═════ DATA FOR THIS TASK

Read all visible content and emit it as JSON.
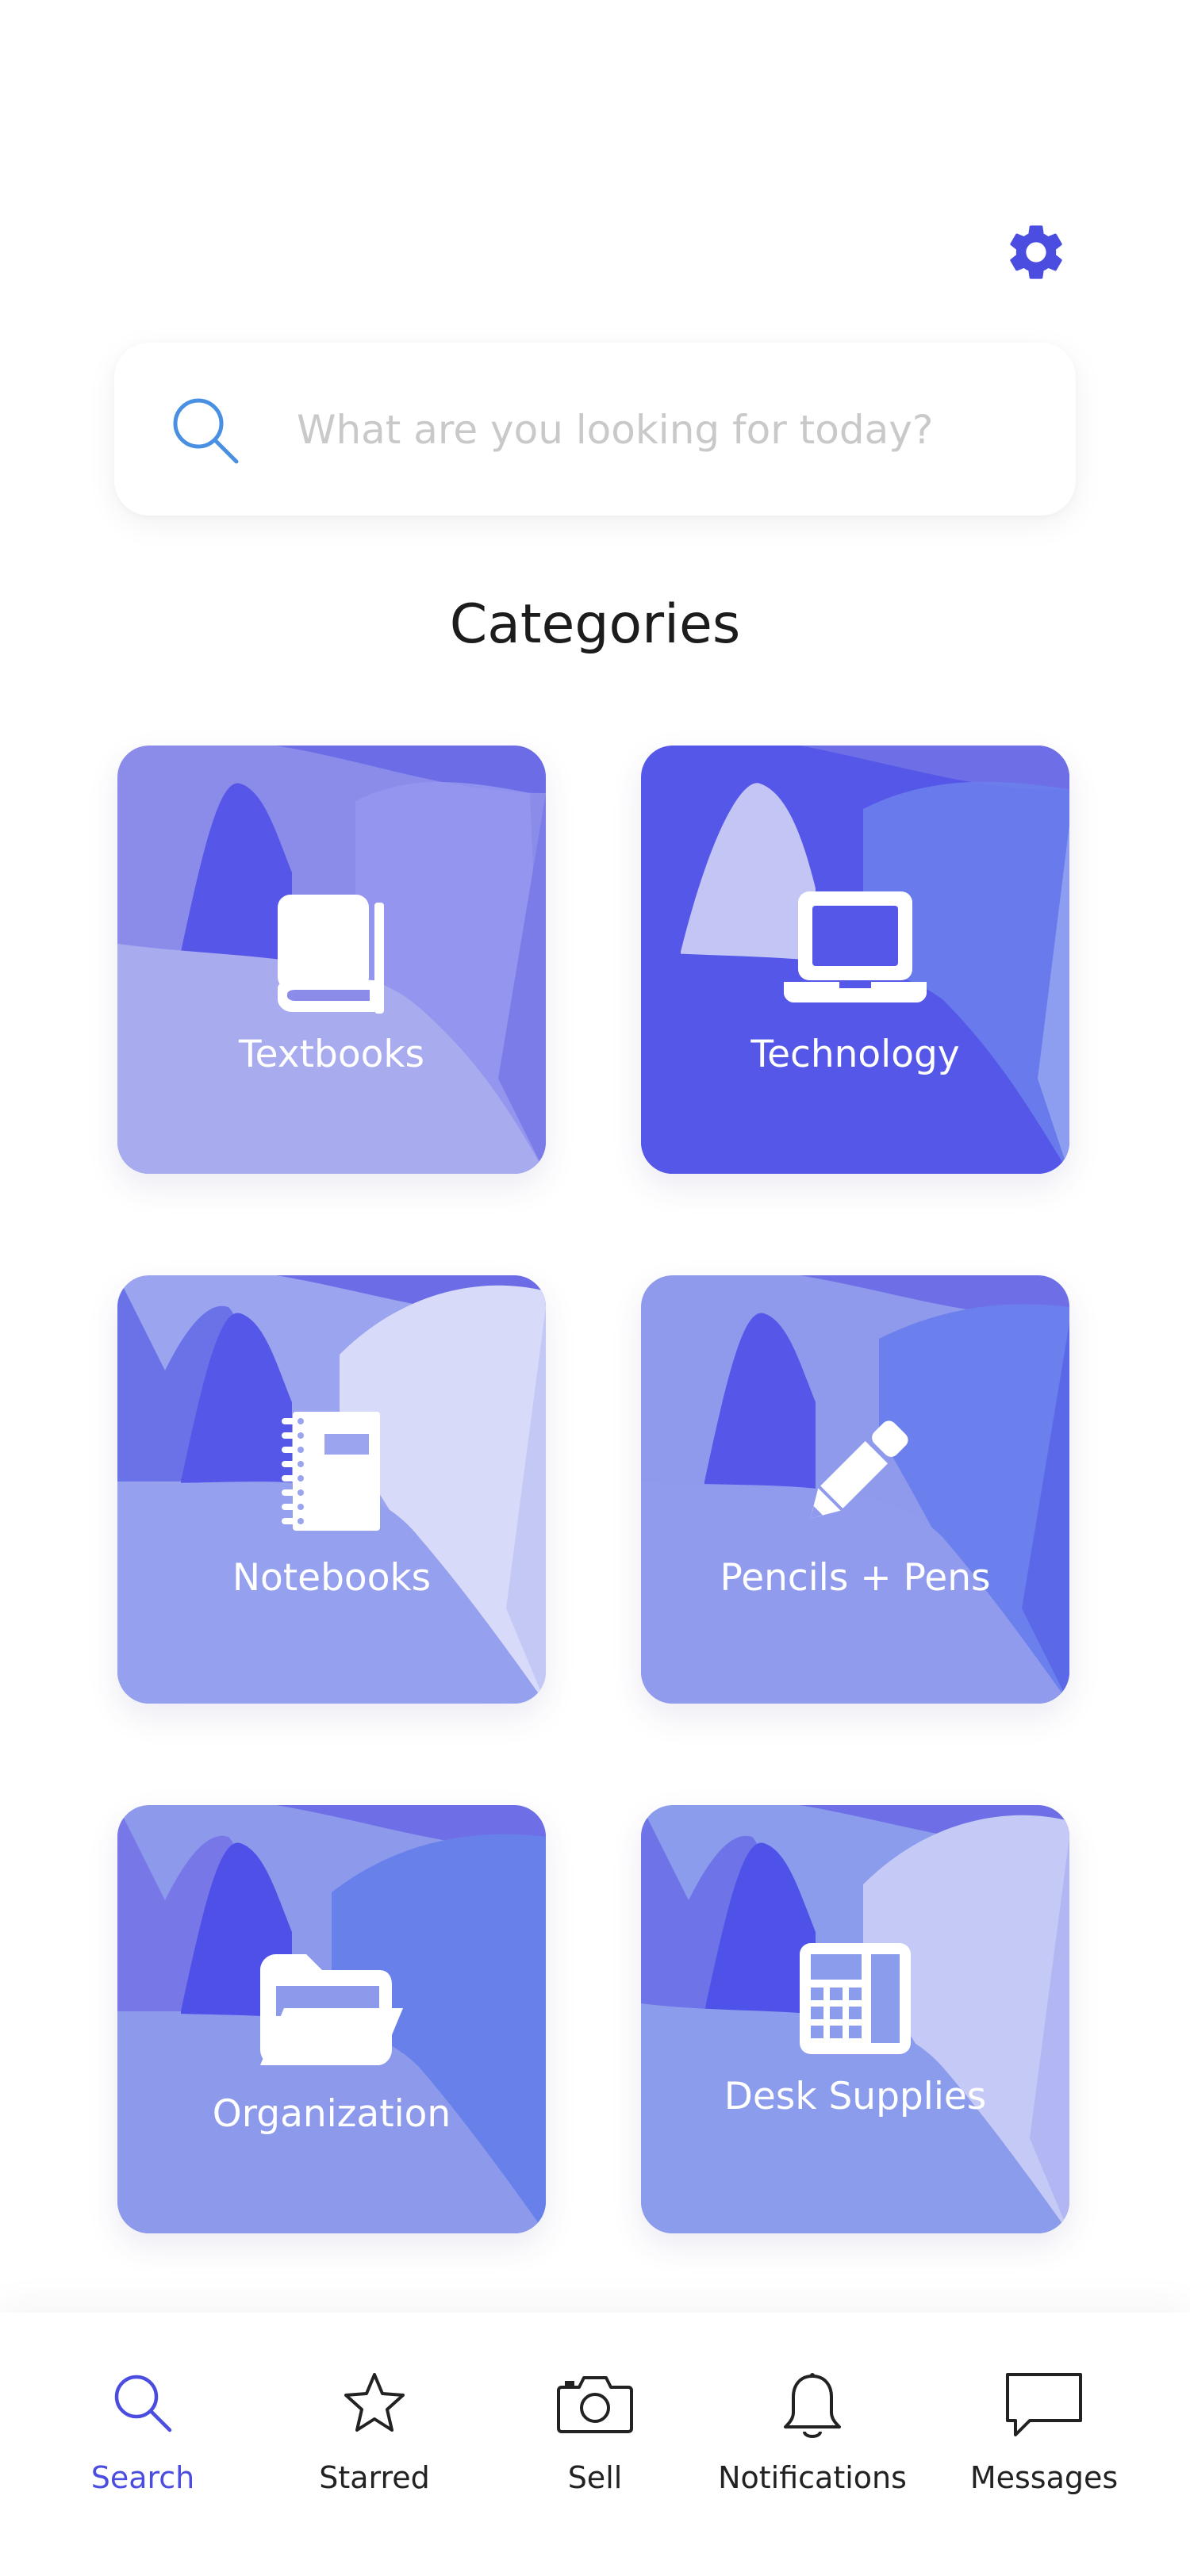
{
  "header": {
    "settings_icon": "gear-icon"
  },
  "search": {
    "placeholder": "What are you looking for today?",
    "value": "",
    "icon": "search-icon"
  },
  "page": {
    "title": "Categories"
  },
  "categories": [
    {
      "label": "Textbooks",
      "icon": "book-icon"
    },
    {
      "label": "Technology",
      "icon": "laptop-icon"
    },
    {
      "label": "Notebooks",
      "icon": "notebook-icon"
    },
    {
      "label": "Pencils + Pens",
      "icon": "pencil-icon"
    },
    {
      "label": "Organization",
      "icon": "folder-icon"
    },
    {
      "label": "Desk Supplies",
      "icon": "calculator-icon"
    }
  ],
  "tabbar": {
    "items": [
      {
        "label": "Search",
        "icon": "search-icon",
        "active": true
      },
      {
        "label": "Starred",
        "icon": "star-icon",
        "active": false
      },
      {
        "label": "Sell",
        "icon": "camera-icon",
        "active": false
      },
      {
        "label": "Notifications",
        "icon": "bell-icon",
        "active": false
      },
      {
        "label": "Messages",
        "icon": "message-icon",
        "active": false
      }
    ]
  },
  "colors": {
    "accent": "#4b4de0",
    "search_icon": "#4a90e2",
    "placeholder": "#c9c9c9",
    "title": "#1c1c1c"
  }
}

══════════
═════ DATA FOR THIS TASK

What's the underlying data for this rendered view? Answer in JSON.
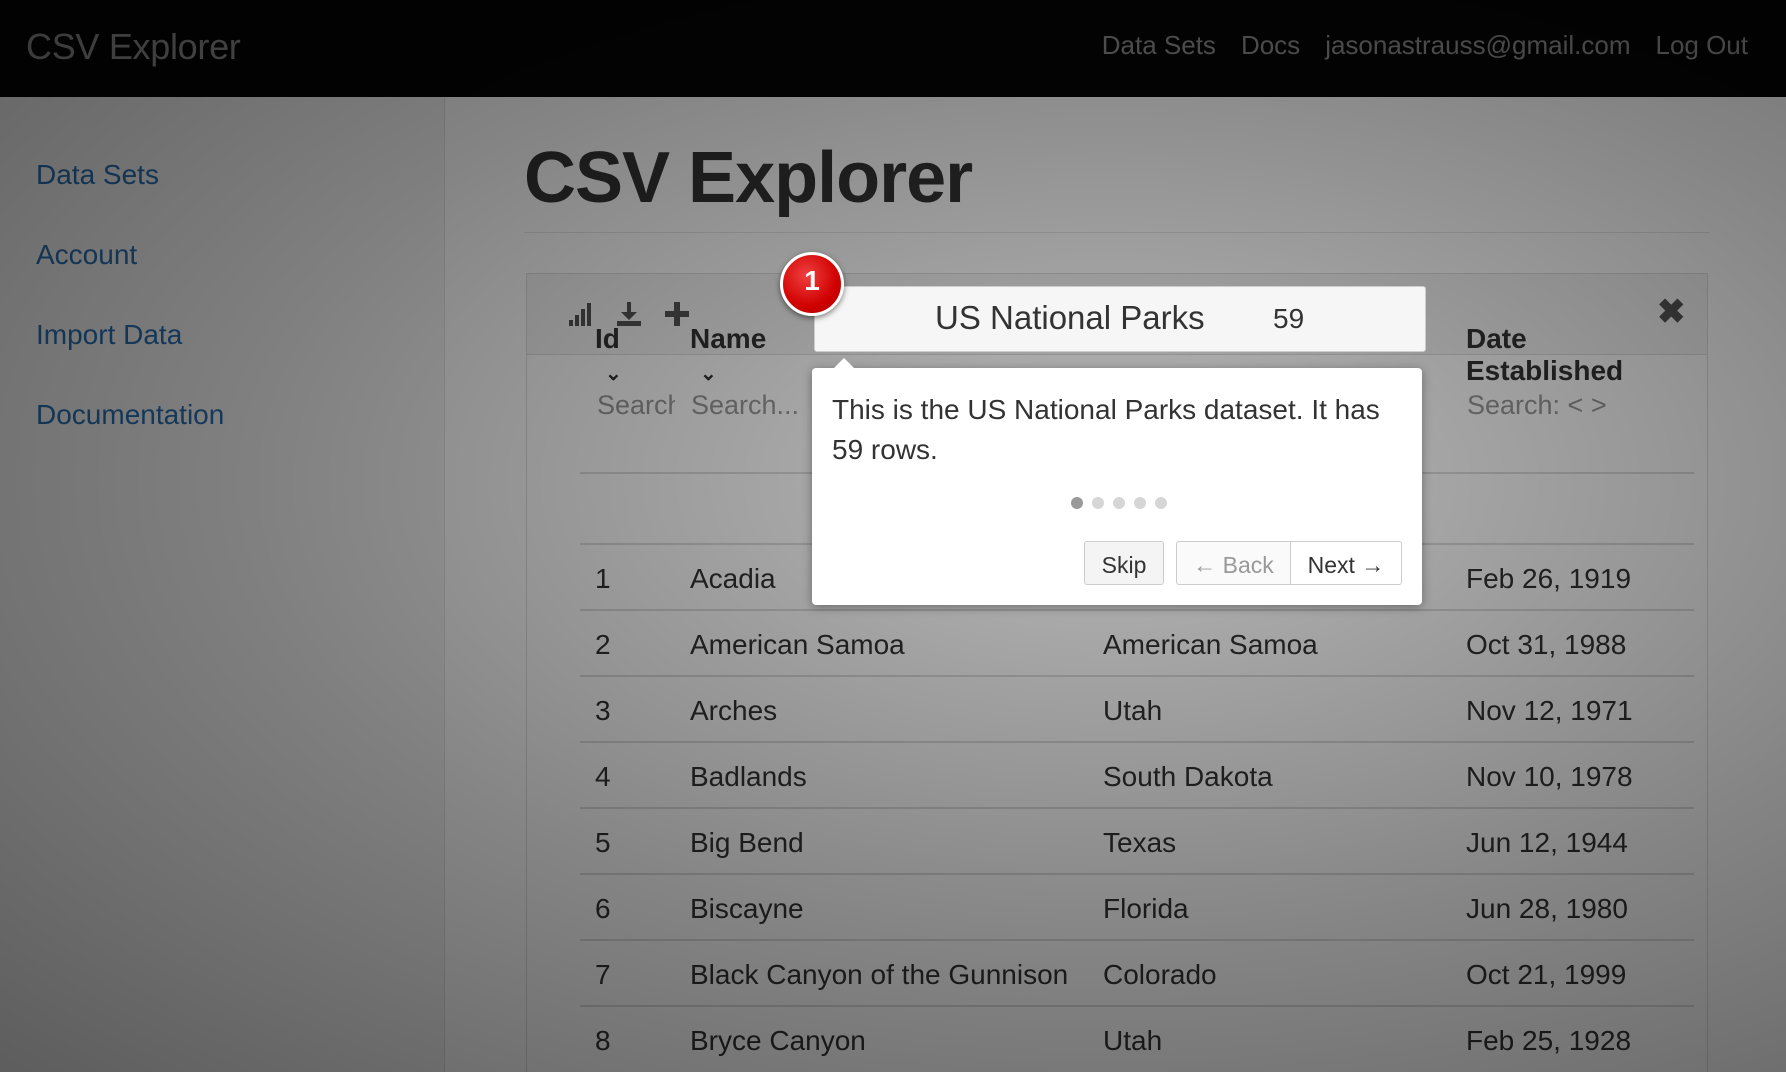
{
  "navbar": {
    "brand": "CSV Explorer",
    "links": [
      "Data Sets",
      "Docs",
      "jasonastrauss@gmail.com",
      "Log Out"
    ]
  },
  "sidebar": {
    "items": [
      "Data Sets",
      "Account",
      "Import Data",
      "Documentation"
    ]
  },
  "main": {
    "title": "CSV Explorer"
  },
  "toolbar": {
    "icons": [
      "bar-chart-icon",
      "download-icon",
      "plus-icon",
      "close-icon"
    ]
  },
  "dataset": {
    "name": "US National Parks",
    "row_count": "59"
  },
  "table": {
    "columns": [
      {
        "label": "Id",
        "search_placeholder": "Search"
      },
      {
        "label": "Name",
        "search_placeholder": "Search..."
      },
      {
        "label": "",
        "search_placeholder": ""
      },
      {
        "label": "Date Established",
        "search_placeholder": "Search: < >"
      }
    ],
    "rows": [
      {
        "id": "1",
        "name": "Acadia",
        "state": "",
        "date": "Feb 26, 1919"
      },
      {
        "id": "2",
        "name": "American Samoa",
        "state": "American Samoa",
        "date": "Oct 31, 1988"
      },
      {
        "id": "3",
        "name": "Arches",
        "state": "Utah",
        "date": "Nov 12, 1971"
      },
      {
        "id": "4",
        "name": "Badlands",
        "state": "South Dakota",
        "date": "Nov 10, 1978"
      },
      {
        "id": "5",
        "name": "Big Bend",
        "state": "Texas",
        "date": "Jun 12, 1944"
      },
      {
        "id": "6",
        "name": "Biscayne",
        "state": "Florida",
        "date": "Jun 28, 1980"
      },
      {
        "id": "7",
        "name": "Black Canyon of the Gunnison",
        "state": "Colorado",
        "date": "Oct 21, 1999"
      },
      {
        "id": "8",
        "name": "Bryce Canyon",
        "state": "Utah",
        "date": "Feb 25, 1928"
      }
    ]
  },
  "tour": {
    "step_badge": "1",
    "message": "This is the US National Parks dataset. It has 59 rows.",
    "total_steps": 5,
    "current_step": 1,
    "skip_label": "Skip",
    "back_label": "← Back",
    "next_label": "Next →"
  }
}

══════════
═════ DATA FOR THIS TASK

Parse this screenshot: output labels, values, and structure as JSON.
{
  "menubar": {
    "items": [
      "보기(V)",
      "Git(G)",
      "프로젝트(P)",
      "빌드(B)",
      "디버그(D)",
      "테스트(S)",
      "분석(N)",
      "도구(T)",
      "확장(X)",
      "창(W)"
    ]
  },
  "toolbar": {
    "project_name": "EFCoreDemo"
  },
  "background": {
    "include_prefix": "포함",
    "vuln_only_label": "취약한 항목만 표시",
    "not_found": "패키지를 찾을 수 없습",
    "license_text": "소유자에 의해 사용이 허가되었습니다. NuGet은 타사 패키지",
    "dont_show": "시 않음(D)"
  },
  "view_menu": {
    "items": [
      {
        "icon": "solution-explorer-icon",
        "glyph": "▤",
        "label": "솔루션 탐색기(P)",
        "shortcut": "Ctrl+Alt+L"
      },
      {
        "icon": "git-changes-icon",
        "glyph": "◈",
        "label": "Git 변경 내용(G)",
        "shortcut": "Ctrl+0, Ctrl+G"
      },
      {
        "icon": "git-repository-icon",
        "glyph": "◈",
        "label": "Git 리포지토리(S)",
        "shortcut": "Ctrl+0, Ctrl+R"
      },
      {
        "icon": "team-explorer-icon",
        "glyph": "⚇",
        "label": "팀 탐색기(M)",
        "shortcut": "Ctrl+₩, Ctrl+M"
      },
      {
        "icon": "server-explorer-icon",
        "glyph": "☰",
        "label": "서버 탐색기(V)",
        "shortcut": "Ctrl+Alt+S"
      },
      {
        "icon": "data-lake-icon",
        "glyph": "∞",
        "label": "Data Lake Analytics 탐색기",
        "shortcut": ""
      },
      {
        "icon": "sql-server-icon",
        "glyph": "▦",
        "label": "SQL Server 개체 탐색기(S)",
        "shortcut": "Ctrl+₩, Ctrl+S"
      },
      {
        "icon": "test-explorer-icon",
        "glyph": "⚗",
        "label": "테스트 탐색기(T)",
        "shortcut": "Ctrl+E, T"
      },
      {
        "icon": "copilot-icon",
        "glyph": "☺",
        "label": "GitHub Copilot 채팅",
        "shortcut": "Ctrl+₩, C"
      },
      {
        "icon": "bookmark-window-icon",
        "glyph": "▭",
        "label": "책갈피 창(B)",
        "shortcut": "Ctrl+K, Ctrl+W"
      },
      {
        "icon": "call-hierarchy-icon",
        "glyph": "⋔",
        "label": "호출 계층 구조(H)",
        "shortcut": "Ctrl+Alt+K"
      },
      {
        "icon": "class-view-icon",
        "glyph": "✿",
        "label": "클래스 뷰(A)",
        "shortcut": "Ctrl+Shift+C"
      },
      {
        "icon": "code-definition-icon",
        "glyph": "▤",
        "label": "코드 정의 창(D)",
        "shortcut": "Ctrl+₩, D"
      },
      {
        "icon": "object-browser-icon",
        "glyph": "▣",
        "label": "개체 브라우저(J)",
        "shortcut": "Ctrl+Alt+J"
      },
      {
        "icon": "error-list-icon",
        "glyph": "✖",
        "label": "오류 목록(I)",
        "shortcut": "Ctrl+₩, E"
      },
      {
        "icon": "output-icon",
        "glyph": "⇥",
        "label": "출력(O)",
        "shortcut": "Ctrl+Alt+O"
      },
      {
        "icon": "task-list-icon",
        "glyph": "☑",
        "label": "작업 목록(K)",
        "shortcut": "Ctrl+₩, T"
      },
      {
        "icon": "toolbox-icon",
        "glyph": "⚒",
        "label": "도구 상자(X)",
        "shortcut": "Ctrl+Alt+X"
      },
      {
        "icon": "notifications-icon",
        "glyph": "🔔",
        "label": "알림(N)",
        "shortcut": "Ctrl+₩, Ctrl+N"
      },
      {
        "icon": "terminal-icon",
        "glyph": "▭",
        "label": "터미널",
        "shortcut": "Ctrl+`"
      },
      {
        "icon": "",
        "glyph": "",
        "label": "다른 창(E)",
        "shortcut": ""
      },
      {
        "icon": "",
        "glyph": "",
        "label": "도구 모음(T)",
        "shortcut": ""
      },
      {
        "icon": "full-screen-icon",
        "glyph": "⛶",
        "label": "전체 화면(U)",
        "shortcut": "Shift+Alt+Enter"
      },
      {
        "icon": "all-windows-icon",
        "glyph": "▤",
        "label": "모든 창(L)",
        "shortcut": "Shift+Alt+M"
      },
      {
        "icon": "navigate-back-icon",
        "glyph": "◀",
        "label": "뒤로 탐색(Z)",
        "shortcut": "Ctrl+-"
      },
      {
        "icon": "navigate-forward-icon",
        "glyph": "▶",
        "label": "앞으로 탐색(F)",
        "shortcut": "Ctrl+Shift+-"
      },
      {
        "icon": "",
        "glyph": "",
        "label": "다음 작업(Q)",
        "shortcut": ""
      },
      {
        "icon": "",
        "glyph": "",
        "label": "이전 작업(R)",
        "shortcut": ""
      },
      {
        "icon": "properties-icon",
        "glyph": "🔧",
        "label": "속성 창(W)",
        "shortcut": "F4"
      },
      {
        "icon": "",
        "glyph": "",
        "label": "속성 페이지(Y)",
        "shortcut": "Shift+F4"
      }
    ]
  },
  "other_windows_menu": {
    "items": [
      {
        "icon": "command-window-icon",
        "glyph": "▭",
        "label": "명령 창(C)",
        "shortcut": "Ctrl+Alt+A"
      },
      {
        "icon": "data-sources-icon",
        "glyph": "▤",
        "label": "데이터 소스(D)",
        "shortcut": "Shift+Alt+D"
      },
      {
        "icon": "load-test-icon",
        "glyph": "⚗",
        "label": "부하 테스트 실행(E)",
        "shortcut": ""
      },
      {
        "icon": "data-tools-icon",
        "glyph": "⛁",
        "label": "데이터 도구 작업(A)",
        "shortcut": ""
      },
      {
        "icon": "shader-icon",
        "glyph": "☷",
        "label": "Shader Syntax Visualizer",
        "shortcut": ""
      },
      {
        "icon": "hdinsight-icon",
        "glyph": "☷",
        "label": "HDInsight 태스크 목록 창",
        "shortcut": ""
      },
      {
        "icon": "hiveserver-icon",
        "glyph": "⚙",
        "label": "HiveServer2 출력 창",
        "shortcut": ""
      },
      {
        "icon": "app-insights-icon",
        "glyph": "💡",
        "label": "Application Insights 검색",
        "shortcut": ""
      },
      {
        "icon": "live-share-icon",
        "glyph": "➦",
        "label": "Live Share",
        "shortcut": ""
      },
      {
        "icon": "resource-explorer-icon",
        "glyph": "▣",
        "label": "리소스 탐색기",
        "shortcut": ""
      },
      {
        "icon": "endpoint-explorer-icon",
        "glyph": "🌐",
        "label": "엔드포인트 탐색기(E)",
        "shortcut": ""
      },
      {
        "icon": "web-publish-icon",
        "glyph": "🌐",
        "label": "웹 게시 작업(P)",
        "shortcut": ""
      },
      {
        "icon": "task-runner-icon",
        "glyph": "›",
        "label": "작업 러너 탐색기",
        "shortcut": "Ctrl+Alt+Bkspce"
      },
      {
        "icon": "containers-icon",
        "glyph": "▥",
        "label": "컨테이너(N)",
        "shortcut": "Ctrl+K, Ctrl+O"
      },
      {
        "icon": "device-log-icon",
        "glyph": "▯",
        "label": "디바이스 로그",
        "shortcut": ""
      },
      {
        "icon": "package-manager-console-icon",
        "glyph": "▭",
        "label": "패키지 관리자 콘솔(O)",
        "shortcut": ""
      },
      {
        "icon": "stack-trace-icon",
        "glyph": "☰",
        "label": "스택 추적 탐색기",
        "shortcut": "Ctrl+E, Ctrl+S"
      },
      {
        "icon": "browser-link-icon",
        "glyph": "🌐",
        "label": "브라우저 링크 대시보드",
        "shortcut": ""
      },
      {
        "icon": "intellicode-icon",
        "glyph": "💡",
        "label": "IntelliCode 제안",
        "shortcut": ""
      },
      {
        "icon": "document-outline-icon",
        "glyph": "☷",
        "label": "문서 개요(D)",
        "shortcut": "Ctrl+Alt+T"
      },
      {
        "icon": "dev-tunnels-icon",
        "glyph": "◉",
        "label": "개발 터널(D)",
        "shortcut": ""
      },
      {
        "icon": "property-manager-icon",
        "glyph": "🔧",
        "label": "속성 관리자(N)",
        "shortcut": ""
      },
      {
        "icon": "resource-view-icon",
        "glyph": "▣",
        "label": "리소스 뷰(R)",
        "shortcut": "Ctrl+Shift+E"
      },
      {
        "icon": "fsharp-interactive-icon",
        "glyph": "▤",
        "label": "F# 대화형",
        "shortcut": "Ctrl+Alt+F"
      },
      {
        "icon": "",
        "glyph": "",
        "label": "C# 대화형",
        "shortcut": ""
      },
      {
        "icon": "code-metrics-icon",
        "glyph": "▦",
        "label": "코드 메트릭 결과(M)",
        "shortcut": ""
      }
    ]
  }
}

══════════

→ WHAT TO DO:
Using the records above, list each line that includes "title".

→ SOLUTION TO THIS PROBLEM:
    "title": "Categories"
    "title": "#1c1c1c"
    "title": "CSV Explorer"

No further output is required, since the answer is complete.